[Work instructions]
The records appear below. Repeat them exactly.

(App and web page records)

--- START ---

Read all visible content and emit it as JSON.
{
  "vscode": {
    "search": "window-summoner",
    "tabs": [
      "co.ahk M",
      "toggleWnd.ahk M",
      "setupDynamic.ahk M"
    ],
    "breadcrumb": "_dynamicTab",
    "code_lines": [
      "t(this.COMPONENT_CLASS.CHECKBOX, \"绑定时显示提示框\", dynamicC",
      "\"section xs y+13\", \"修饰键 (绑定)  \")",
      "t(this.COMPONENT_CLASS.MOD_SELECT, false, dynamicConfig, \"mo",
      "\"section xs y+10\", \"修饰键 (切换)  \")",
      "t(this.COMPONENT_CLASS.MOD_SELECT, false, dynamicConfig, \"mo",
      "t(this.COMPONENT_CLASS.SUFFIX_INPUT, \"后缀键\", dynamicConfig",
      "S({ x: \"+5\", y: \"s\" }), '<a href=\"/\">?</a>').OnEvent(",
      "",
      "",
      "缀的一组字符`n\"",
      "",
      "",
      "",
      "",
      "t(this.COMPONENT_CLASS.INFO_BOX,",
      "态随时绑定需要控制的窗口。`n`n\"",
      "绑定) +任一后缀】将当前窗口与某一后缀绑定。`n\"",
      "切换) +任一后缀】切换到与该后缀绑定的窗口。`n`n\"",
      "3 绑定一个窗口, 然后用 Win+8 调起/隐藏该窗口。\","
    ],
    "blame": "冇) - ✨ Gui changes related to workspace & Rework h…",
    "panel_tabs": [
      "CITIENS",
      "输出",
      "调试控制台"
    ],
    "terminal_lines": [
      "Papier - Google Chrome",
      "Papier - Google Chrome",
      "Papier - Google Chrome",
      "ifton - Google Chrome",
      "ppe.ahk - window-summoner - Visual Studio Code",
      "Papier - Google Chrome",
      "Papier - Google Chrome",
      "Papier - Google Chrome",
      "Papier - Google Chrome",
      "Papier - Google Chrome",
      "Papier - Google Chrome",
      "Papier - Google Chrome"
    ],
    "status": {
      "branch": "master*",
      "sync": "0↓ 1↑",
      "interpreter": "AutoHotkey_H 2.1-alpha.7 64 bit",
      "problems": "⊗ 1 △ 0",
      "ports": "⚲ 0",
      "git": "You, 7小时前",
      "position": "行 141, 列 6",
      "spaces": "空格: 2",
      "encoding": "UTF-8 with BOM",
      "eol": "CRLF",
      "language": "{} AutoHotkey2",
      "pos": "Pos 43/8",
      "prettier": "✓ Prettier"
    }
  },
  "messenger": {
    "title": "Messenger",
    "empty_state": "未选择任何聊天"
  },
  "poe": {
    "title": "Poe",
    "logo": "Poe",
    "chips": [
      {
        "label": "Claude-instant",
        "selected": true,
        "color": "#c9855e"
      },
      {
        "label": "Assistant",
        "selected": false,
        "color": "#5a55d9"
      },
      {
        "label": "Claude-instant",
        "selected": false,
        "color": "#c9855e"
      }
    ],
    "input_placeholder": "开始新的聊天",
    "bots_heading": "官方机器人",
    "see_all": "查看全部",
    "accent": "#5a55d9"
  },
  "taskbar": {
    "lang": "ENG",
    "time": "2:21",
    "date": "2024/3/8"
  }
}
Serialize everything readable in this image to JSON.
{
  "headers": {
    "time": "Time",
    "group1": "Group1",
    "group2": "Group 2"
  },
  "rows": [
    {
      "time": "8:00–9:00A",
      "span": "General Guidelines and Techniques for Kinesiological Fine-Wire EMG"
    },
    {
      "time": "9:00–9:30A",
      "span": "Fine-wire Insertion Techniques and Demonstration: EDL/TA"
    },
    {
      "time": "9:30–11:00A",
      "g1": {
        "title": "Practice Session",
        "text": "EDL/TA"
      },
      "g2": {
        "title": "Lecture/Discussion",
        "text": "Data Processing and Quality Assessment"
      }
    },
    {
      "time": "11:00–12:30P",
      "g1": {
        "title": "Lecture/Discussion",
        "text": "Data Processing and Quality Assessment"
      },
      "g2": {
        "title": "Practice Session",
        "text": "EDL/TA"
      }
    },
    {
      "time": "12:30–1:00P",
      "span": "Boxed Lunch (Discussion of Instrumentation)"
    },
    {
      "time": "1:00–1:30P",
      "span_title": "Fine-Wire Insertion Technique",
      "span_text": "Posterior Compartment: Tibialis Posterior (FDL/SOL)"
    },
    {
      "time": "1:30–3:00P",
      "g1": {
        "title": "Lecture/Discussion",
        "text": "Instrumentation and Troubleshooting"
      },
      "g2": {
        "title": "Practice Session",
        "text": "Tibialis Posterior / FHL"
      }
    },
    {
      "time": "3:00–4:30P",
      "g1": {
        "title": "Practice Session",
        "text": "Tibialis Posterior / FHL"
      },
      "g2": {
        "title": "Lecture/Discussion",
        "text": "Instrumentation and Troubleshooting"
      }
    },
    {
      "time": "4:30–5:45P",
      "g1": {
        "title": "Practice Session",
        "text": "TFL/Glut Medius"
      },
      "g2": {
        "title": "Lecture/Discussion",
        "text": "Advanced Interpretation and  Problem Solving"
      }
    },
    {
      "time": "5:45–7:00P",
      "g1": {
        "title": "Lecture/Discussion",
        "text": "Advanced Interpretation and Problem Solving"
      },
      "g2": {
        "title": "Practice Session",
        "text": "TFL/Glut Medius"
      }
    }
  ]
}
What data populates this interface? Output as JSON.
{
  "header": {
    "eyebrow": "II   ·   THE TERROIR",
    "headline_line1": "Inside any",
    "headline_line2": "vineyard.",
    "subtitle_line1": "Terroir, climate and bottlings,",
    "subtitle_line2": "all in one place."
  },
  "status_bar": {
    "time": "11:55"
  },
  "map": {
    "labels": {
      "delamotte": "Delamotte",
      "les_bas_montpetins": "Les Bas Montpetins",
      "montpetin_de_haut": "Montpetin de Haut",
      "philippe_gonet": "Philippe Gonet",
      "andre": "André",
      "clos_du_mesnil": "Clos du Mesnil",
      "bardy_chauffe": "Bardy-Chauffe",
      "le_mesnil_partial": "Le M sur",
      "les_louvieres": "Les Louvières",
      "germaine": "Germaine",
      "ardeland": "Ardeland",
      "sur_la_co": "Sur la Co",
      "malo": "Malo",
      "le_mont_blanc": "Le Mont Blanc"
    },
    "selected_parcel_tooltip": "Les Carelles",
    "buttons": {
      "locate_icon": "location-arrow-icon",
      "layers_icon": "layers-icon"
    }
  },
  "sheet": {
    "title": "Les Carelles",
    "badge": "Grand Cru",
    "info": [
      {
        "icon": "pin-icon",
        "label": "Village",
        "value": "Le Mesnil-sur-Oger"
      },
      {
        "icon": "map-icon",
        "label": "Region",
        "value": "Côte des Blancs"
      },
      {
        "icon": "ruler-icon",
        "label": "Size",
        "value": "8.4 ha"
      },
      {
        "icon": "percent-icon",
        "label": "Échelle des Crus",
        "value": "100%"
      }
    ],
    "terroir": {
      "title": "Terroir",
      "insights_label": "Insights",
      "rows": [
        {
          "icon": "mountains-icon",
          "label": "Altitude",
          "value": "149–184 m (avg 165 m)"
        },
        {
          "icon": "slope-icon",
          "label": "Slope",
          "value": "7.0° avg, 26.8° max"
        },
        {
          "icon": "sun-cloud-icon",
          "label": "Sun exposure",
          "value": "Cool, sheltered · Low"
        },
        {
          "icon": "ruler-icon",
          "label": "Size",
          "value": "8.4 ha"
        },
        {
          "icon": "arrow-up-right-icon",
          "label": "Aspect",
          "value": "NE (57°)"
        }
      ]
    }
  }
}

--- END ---

[Solution]
Read all visible content and emit it as JSON.
{
  "vscode": {
    "search": "window-summoner",
    "tabs": [
      "co.ahk M",
      "toggleWnd.ahk M",
      "setupDynamic.ahk M"
    ],
    "breadcrumb": "_dynamicTab",
    "code_lines": [
      "t(this.COMPONENT_CLASS.CHECKBOX, \"绑定时显示提示框\", dynamicC",
      "\"section xs y+13\", \"修饰键 (绑定)  \")",
      "t(this.COMPONENT_CLASS.MOD_SELECT, false, dynamicConfig, \"mo",
      "\"section xs y+10\", \"修饰键 (切换)  \")",
      "t(this.COMPONENT_CLASS.MOD_SELECT, false, dynamicConfig, \"mo",
      "t(this.COMPONENT_CLASS.SUFFIX_INPUT, \"后缀键\", dynamicConfig",
      "S({ x: \"+5\", y: \"s\" }), '<a href=\"/\">?</a>').OnEvent(",
      "",
      "",
      "缀的一组字符`n\"",
      "",
      "",
      "",
      "",
      "t(this.COMPONENT_CLASS.INFO_BOX,",
      "态随时绑定需要控制的窗口。`n`n\"",
      "绑定) +任一后缀】将当前窗口与某一后缀绑定。`n\"",
      "切换) +任一后缀】切换到与该后缀绑定的窗口。`n`n\"",
      "3 绑定一个窗口, 然后用 Win+8 调起/隐藏该窗口。\","
    ],
    "blame": "冇) - ✨ Gui changes related to workspace & Rework h…",
    "panel_tabs": [
      "CITIENS",
      "输出",
      "调试控制台"
    ],
    "terminal_lines": [
      "Papier - Google Chrome",
      "Papier - Google Chrome",
      "Papier - Google Chrome",
      "ifton - Google Chrome",
      "ppe.ahk - window-summoner - Visual Studio Code",
      "Papier - Google Chrome",
      "Papier - Google Chrome",
      "Papier - Google Chrome",
      "Papier - Google Chrome",
      "Papier - Google Chrome",
      "Papier - Google Chrome",
      "Papier - Google Chrome"
    ],
    "status": {
      "branch": "master*",
      "sync": "0↓ 1↑",
      "interpreter": "AutoHotkey_H 2.1-alpha.7 64 bit",
      "problems": "⊗ 1 △ 0",
      "ports": "⚲ 0",
      "git": "You, 7小时前",
      "position": "行 141, 列 6",
      "spaces": "空格: 2",
      "encoding": "UTF-8 with BOM",
      "eol": "CRLF",
      "language": "{} AutoHotkey2",
      "pos": "Pos 43/8",
      "prettier": "✓ Prettier"
    }
  },
  "messenger": {
    "title": "Messenger",
    "empty_state": "未选择任何聊天"
  },
  "poe": {
    "title": "Poe",
    "logo": "Poe",
    "chips": [
      {
        "label": "Claude-instant",
        "selected": true,
        "color": "#c9855e"
      },
      {
        "label": "Assistant",
        "selected": false,
        "color": "#5a55d9"
      },
      {
        "label": "Claude-instant",
        "selected": false,
        "color": "#c9855e"
      }
    ],
    "input_placeholder": "开始新的聊天",
    "bots_heading": "官方机器人",
    "see_all": "查看全部",
    "accent": "#5a55d9"
  },
  "taskbar": {
    "lang": "ENG",
    "time": "2:21",
    "date": "2024/3/8"
  }
}
Serialize everything readable in this image to JSON.
{
  "headers": {
    "time": "Time",
    "group1": "Group1",
    "group2": "Group 2"
  },
  "rows": [
    {
      "time": "8:00–9:00A",
      "span": "General Guidelines and Techniques for Kinesiological Fine-Wire EMG"
    },
    {
      "time": "9:00–9:30A",
      "span": "Fine-wire Insertion Techniques and Demonstration: EDL/TA"
    },
    {
      "time": "9:30–11:00A",
      "g1": {
        "title": "Practice Session",
        "text": "EDL/TA"
      },
      "g2": {
        "title": "Lecture/Discussion",
        "text": "Data Processing and Quality Assessment"
      }
    },
    {
      "time": "11:00–12:30P",
      "g1": {
        "title": "Lecture/Discussion",
        "text": "Data Processing and Quality Assessment"
      },
      "g2": {
        "title": "Practice Session",
        "text": "EDL/TA"
      }
    },
    {
      "time": "12:30–1:00P",
      "span": "Boxed Lunch (Discussion of Instrumentation)"
    },
    {
      "time": "1:00–1:30P",
      "span_title": "Fine-Wire Insertion Technique",
      "span_text": "Posterior Compartment: Tibialis Posterior (FDL/SOL)"
    },
    {
      "time": "1:30–3:00P",
      "g1": {
        "title": "Lecture/Discussion",
        "text": "Instrumentation and Troubleshooting"
      },
      "g2": {
        "title": "Practice Session",
        "text": "Tibialis Posterior / FHL"
      }
    },
    {
      "time": "3:00–4:30P",
      "g1": {
        "title": "Practice Session",
        "text": "Tibialis Posterior / FHL"
      },
      "g2": {
        "title": "Lecture/Discussion",
        "text": "Instrumentation and Troubleshooting"
      }
    },
    {
      "time": "4:30–5:45P",
      "g1": {
        "title": "Practice Session",
        "text": "TFL/Glut Medius"
      },
      "g2": {
        "title": "Lecture/Discussion",
        "text": "Advanced Interpretation and  Problem Solving"
      }
    },
    {
      "time": "5:45–7:00P",
      "g1": {
        "title": "Lecture/Discussion",
        "text": "Advanced Interpretation and Problem Solving"
      },
      "g2": {
        "title": "Practice Session",
        "text": "TFL/Glut Medius"
      }
    }
  ]
}
What data populates this interface? Output as JSON.
{
  "header": {
    "eyebrow": "II   ·   THE TERROIR",
    "headline_line1": "Inside any",
    "headline_line2": "vineyard.",
    "subtitle_line1": "Terroir, climate and bottlings,",
    "subtitle_line2": "all in one place."
  },
  "status_bar": {
    "time": "11:55"
  },
  "map": {
    "labels": {
      "delamotte": "Delamotte",
      "les_bas_montpetins": "Les Bas Montpetins",
      "montpetin_de_haut": "Montpetin de Haut",
      "philippe_gonet": "Philippe Gonet",
      "andre": "André",
      "clos_du_mesnil": "Clos du Mesnil",
      "bardy_chauffe": "Bardy-Chauffe",
      "le_mesnil_partial": "Le M sur",
      "les_louvieres": "Les Louvières",
      "germaine": "Germaine",
      "ardeland": "Ardeland",
      "sur_la_co": "Sur la Co",
      "malo": "Malo",
      "le_mont_blanc": "Le Mont Blanc"
    },
    "selected_parcel_tooltip": "Les Carelles",
    "buttons": {
      "locate_icon": "location-arrow-icon",
      "layers_icon": "layers-icon"
    }
  },
  "sheet": {
    "title": "Les Carelles",
    "badge": "Grand Cru",
    "info": [
      {
        "icon": "pin-icon",
        "label": "Village",
        "value": "Le Mesnil-sur-Oger"
      },
      {
        "icon": "map-icon",
        "label": "Region",
        "value": "Côte des Blancs"
      },
      {
        "icon": "ruler-icon",
        "label": "Size",
        "value": "8.4 ha"
      },
      {
        "icon": "percent-icon",
        "label": "Échelle des Crus",
        "value": "100%"
      }
    ],
    "terroir": {
      "title": "Terroir",
      "insights_label": "Insights",
      "rows": [
        {
          "icon": "mountains-icon",
          "label": "Altitude",
          "value": "149–184 m (avg 165 m)"
        },
        {
          "icon": "slope-icon",
          "label": "Slope",
          "value": "7.0° avg, 26.8° max"
        },
        {
          "icon": "sun-cloud-icon",
          "label": "Sun exposure",
          "value": "Cool, sheltered · Low"
        },
        {
          "icon": "ruler-icon",
          "label": "Size",
          "value": "8.4 ha"
        },
        {
          "icon": "arrow-up-right-icon",
          "label": "Aspect",
          "value": "NE (57°)"
        }
      ]
    }
  }
}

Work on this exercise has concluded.